‘Does it feel good?’ she asked. ‘To be cruel when you think it doesn’t matter?’
Leena shrunk into a maggot beneath the growing shadow of mother, who was so silent and so still, who took on a lightless glow that glinted off the knife in her hand.
Then came a sound like the sky splitting open. Mother and daughter locked eyes before running out to the front yard, where Leena was hit with the vision of Cookie tearing across the property ahead of her acne-ravaged brothers and father. Cookie was weeping, and her male relatives were closing in swiftly behind her, their purple cheeks grinning. They kicked ahead of them a screaming, leviathan pig.
Leena and mother were the first to see the ambush approaching. Leena couldn’t understand what was happening, or how or why. She looked with panic between father and the congregation ambling afore the newly revealed mosque, and the entourage spurring a pig towards them. These men, nervous and dressed up for the occasion, were so embarrassingly unaware of the torpedo of excrement on collision-course with their lives.
But once Cookie let rip an other-worldly shriek, all the bearded men turned gleaming black eyes towards the acne-boys and the pig in gallop. Leena was in a vile rapture. She heard mother’s breathing beside her like a death rattle. She thought of mother’s best behaviour, father’s dogged goodness, her own unrepented sins, all the million ants she had massacred earlier that day and how easy it would be for so many men to murder just one little pig, and so, to redeem herself, and because she could not stand the sound mother was making, she flew to intercept the hooved bombing.
The pig was rabid with terror when she crashed into its horrible body.
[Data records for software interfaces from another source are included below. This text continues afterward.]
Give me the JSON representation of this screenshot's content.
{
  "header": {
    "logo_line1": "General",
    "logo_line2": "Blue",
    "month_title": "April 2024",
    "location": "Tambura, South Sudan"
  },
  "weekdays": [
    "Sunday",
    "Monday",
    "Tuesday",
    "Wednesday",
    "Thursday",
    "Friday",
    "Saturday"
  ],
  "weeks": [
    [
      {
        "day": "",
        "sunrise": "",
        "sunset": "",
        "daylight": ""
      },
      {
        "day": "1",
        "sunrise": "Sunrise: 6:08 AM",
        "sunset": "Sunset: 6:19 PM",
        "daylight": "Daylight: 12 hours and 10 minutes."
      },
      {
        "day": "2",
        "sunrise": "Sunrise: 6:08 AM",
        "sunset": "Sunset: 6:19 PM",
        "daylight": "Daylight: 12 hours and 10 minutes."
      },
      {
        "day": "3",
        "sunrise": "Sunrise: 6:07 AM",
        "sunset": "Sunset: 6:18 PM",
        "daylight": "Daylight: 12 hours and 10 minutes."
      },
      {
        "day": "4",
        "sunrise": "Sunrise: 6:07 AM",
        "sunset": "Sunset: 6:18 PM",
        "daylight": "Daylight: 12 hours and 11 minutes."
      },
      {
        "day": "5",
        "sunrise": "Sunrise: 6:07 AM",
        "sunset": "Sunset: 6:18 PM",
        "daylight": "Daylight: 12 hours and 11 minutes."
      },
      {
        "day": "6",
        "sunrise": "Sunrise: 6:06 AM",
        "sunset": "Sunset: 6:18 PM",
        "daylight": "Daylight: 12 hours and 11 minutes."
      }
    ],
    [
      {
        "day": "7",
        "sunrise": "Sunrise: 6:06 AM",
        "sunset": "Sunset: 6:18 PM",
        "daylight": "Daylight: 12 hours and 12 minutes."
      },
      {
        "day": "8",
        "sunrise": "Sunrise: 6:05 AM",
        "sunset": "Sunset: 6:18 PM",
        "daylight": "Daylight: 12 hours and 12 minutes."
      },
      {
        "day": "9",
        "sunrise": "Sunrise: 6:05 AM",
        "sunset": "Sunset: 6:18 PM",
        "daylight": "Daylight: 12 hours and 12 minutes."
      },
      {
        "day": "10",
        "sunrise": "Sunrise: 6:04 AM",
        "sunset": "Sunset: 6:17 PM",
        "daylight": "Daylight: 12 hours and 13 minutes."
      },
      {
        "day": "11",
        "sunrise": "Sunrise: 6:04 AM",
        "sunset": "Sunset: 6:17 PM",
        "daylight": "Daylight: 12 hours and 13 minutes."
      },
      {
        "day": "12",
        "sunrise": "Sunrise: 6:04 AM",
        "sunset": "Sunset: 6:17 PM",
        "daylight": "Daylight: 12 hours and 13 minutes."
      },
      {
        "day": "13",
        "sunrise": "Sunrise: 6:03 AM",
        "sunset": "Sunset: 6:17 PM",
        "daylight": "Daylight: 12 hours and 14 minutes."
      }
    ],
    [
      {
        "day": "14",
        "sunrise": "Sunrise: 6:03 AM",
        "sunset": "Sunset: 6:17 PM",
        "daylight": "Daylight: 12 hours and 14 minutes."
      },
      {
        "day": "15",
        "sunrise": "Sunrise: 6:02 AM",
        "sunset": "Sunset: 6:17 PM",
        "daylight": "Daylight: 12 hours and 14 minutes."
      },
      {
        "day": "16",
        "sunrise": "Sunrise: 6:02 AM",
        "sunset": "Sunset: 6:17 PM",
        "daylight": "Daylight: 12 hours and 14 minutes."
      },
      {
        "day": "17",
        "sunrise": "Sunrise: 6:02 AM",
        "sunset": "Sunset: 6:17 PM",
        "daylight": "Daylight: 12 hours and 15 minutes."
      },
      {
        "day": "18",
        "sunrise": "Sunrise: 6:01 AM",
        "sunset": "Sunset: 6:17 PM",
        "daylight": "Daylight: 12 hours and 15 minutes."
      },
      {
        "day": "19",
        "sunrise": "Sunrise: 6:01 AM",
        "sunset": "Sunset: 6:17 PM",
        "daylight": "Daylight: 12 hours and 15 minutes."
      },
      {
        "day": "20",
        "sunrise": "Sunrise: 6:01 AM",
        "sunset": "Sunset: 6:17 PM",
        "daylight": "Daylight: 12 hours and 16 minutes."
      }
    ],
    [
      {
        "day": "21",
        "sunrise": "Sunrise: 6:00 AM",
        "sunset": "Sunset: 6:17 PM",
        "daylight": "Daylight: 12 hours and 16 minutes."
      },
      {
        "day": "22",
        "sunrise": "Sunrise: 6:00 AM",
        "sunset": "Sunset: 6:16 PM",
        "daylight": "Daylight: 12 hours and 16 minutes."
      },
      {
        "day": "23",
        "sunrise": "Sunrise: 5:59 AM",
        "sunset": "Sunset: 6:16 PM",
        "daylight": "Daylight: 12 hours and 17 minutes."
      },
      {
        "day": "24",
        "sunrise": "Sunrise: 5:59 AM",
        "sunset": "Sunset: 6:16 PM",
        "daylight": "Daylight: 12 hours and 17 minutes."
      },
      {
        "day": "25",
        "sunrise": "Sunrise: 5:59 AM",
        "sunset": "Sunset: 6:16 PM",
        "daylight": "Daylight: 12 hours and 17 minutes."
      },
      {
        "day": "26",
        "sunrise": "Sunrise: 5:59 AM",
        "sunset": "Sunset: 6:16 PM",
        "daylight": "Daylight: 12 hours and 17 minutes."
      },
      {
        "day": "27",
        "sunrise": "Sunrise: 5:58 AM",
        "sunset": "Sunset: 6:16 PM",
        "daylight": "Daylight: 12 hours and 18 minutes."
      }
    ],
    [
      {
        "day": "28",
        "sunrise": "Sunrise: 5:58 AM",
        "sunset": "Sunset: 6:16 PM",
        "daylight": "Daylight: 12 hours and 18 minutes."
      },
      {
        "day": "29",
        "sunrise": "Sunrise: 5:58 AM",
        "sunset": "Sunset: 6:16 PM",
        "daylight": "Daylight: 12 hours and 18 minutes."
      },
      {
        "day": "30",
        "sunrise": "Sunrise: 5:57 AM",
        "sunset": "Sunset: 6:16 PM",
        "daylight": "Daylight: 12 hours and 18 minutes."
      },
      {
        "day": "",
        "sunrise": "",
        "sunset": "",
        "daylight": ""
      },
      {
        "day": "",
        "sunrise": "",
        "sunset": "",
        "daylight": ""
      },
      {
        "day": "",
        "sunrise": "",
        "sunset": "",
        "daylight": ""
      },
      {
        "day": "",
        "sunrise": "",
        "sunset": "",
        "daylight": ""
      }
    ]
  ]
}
Its eyes were intelligent, white, spasming in sockets mashed by augmented obesity. The animal began to trample her, and she wrangled with it to save its life, even as she felt her lungs being stomped and a metallic taste leeching into her mouth. Her mind blazed; she could not see. She heard a million men howling, and the earth shook as so many boots converged in her direction, but they would not reach her in time, not even for all their agony and hatred so impenetrable and so random that Leena could not see its meaning even as she choked under its animal consequence.
Then she heard a ripping. A gush of warmth bathed her body so that she had to sit up to stop spluttering. An uproar of men filtered through to her ear, and when at last she wiped her eyes, gone was the swine. In its place, above her, all around her, was mother, butcher’s knife in one hand, and in the other, the lifeless ear of a pig. She lifted the great flab of its body, still surging with blood, and dumped it to the side. Then mother mounted Leena on her hip and fled from the mob. She would not look at the men wailing on either side of her, and her eyes were like titanium pins. Leena shuddered, she was stuck to mother, and the blood that joined them was hot and silky as the day she was born. At the threshold of the kitchen, the girl threw a final look behind. The men were brawling in the front yard, and father’s body was crammed in the writhing knot, his wrinkles taut in a grief so pitiful. Cookie had been pushed to the wayside. Both girls, when they locked eyes, were crying; they were embarrassed. They had failed cruelty. And they wished they would die soon before the years made competent their latent-yet sins. They wished they had been animals who could be slaughtered and had no soul at all.